*Record excerpts:*
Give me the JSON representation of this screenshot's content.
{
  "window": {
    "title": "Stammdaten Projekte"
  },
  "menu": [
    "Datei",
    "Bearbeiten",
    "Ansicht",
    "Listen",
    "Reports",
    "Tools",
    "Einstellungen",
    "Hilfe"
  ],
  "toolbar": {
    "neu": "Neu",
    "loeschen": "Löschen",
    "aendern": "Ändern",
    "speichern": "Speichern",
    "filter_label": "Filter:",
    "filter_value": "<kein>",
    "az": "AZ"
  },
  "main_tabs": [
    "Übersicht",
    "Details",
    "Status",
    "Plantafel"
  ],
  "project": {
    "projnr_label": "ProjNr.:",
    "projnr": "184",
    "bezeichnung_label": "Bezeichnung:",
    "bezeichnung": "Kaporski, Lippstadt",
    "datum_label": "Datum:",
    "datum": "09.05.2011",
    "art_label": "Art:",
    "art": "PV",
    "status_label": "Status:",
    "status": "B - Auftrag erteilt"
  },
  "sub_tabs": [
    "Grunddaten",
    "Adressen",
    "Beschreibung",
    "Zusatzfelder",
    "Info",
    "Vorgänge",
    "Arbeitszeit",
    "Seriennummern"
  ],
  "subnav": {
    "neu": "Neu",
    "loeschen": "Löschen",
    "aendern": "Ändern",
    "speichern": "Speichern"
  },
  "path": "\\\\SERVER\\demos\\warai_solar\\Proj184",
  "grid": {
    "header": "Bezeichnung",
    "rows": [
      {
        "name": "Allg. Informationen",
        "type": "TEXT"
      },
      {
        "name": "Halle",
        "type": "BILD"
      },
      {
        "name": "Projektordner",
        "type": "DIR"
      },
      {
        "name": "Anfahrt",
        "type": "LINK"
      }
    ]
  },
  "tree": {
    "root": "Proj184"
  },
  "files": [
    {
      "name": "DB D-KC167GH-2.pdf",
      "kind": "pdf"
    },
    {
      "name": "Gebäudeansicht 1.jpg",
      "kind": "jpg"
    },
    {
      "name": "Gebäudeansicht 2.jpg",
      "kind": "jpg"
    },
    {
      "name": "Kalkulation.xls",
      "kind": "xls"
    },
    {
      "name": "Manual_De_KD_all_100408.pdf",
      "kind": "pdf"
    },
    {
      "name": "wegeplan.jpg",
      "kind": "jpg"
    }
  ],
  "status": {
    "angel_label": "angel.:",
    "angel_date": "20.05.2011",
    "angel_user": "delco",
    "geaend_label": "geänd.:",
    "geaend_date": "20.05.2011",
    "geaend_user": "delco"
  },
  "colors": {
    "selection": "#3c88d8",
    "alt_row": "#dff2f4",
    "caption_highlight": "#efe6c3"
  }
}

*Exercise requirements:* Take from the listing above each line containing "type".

*Response to the task:*
        "type": "TEXT"
        "type": "BILD"
        "type": "DIR"
        "type": "LINK"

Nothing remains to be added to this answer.